Dallaglio feels “things have not been the same” since Sir Clive Woodward left in 2004 but is confident Johnson will rebuild the demanding environment which helped England win the 2003 World Cup.
Delivering the annual Obolensky Lecture in London last night, Dallaglio used the off-field problems England encountered on the summer tour to New Zealand as an example of how standards have dropped.
He criticised the decision to allow the players to go drinking until the early hours after losing the first Test 37-20 - an evening which led to a police investigation after a local woman made unproven allegations against four members of the squad.
Dallaglio expects the relative newcomers to the England squad to be in for a rude awakening when Johnson takes charge for the autumn internationals.
“Martin Johnson knows what it takes to win,” said Dallaglio.
“He knows that if you lose by 37 points in New Zealand you don’t go out on the town.
“The best winners are those who hate losing. There are some standards that are non-negotiable that have been missing from the England team over the last few years.”
A lack of leadership was blamed for England’s off-field problems in New Zealand. Steve Borthwick was captain of a squad with few senior players to act as a guide to the young players.
Dallaglio believes growing that leadership group is one of the biggest challenges Johnson faces as the new England manager.
He fears the professional game is producing players who have not had any opportunity to develop life skills and personalities outside rugby.
“One area that is key to this reputational risk is the need for players to have interests outside of the sport to provide the necessary balance and perspective,” continued the former England captain.
“Rugby players are not machines. The balance between work and life is also key for me in a career.”
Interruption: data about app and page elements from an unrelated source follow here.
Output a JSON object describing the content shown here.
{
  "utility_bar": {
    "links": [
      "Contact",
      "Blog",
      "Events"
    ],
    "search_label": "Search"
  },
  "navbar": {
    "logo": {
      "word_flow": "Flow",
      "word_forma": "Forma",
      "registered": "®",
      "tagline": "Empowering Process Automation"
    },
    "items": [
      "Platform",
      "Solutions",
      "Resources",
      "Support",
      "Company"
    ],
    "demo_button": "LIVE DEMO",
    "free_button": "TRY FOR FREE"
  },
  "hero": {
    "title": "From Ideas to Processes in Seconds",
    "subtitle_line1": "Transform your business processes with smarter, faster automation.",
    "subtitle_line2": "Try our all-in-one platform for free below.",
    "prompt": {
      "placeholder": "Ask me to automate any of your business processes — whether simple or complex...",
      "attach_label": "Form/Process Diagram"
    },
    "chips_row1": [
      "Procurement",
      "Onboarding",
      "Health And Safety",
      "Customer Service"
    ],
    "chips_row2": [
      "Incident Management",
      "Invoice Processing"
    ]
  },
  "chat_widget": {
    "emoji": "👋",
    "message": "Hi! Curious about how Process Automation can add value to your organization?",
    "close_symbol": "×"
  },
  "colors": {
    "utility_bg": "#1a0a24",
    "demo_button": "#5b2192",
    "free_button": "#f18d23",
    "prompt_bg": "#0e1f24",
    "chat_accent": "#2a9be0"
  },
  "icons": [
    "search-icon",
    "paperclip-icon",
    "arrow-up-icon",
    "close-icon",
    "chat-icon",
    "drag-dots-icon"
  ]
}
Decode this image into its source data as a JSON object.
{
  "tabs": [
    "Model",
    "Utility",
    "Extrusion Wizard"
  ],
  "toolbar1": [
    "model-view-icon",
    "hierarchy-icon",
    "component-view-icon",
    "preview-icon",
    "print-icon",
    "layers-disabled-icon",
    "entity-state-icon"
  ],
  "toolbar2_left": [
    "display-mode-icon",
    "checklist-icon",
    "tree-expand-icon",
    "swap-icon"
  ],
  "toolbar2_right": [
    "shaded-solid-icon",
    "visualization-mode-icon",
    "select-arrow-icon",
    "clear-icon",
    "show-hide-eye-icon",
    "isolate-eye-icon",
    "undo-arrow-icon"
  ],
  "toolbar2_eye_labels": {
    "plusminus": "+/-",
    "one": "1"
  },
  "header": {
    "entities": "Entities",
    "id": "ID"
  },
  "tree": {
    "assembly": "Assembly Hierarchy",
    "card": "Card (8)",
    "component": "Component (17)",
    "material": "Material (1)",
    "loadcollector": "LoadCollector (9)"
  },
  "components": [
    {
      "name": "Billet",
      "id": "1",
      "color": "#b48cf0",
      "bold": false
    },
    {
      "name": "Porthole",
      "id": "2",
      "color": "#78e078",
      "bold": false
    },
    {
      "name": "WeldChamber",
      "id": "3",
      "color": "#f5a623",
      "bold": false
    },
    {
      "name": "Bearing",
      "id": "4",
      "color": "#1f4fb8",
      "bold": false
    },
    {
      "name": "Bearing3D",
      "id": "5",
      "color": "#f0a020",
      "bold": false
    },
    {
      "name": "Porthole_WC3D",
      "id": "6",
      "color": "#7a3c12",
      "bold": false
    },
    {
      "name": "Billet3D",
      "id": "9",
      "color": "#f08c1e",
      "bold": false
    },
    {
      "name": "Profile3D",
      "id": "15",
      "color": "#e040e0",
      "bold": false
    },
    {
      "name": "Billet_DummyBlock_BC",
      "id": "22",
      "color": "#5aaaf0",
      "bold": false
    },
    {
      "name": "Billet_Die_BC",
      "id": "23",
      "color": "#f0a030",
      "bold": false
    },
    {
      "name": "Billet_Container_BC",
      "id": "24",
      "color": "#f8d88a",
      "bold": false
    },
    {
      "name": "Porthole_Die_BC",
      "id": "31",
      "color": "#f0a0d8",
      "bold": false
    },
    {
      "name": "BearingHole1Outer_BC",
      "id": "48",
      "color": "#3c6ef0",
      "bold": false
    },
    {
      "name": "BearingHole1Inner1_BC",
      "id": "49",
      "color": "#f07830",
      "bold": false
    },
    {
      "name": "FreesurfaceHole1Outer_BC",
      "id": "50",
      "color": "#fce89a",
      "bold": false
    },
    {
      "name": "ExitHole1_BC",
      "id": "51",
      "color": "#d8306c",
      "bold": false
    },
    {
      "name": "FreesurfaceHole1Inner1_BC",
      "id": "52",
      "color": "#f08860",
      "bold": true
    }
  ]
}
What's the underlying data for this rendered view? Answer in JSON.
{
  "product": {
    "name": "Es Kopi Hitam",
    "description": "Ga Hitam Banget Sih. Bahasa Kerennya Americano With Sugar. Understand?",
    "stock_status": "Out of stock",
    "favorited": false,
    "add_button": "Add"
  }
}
Dallaglio followed Woodward, USA Rugby chairman Kevin Roberts and RFU chief executive Francis Baron in being invited to deliver the Obolensky Lecture.